If you are looking for a blueprint for annual fund success, this presentation is for you. Join Ron and Sue Rescigno as they guide you through the necessary steps it takes to create a comprehensive annual fund program that provides its donors and prospects with a continuous flow of communication throughout any given year. They will provide you with the tools you need to implement a revenue-generating machine for your annual fund. You will learn how the process the Rescignos have developed, when followed, results in a thriving annual fund that includes more new donors, better donor retention and more major gift prospects than ever before.
Ron and Sue Rescigno have spent close to 30 years working with nonprofits nationwide ronhelping them to create and improve their annual fund programs. They believe the annual fund is the foundation of any comprehensive development program and they have created a process to strategically build the annual fund so that it runs like a well-oiled machine.
In February of 2021, Ron’s new book, The Process-Driven Annual Fund, was published. The book explains how the process he and Sue have developed, when followed, results in a thriving annual fund that includes more new donors, better donor retention and more major gift prospects than ever before.
CWR CONFERENCE 2021 AV SPONSOR:
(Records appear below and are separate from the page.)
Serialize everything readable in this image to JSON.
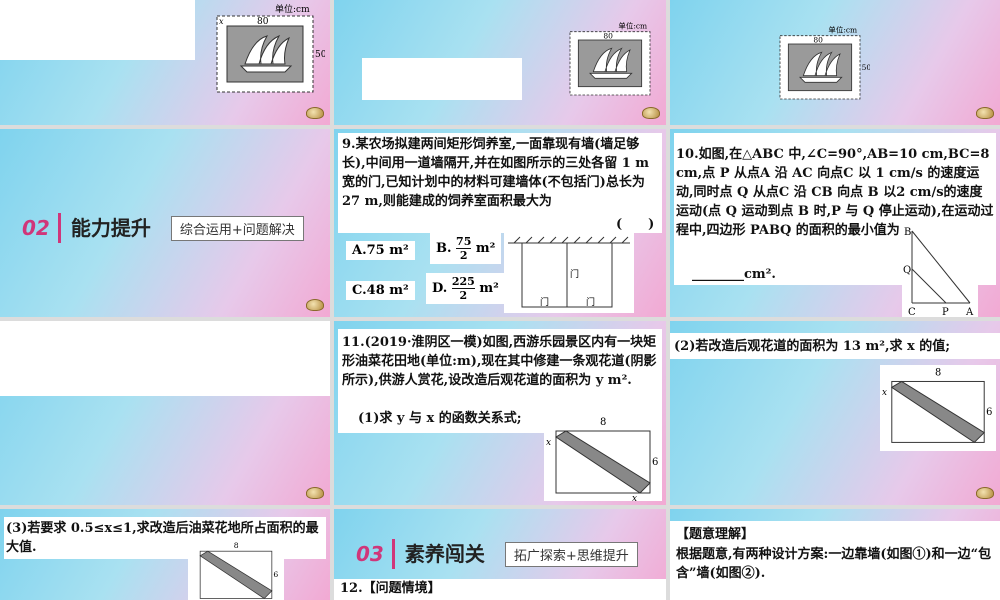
{
  "unit_label": "单位:cm",
  "dim_80": "80",
  "dim_50": "50",
  "dim_x": "x",
  "section2": {
    "num": "02",
    "title": "能力提升",
    "sub": "综合运用+问题解决"
  },
  "section3": {
    "num": "03",
    "title": "素养闯关",
    "sub": "拓广探索+思维提升"
  },
  "q9": {
    "text": "9.某农场拟建两间矩形饲养室,一面靠现有墙(墙足够长),中间用一道墙隔开,并在如图所示的三处各留 1 m 宽的门,已知计划中的材料可建墙体(不包括门)总长为 27 m,则能建成的饲养室面积最大为",
    "paren": "(　　)",
    "optA": "A.75 m²",
    "optB_letter": "B.",
    "optB_num": "75",
    "optB_den": "2",
    "optB_unit": "m²",
    "optC": "C.48 m²",
    "optD_letter": "D.",
    "optD_num": "225",
    "optD_den": "2",
    "optD_unit": "m²",
    "door": "门"
  },
  "q10": {
    "text1": "10.如图,在△ABC 中,∠C=90°,AB=10 cm,BC=8 cm,点 P 从点A 沿 AC 向点C 以 1 cm/s 的速度运动,同时点 Q 从点C 沿 CB 向点 B 以2 cm/s的速度运动(点 Q 运动到点 B 时,P 与 Q 停止运动),在运动过程中,四边形 PABQ 的面积的最小值为",
    "blank": "________cm².",
    "B": "B",
    "Q": "Q",
    "C": "C",
    "P": "P",
    "A": "A"
  },
  "q11": {
    "text": "11.(2019·淮阴区一模)如图,西游乐园景区内有一块矩形油菜花田地(单位:m),现在其中修建一条观花道(阴影所示),供游人赏花,设改造后观花道的面积为 y m².",
    "sub1": "(1)求 y 与 x 的函数关系式;",
    "dim8": "8",
    "dim6": "6",
    "x": "x"
  },
  "q11_2": {
    "text": "(2)若改造后观花道的面积为 13 m²,求 x 的值;"
  },
  "q11_3": {
    "text": "(3)若要求 0.5≤x≤1,求改造后油菜花地所占面积的最大值."
  },
  "q12": {
    "label": "12.【问题情境】"
  },
  "analysis": {
    "title": "【题意理解】",
    "text": "根据题意,有两种设计方案:一边靠墙(如图①)和一边“包含”墙(如图②)."
  }
}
VISION Vocation Network, the most comprehensive multimedia resource for those discerning a religious vocation, welcomes more than 350,000 visitors each year to its website VocationNetwork.org. The annual VISION Vocation Guide is distributed throughout the U.S. and Canada in print and around the world in digital format. And more than 5,000 new and unique inquirers complete VISION Vocation Match profiles each year to learn more about the vocation that might be right for them. Communicators, VISION reaches the audience you want to reach!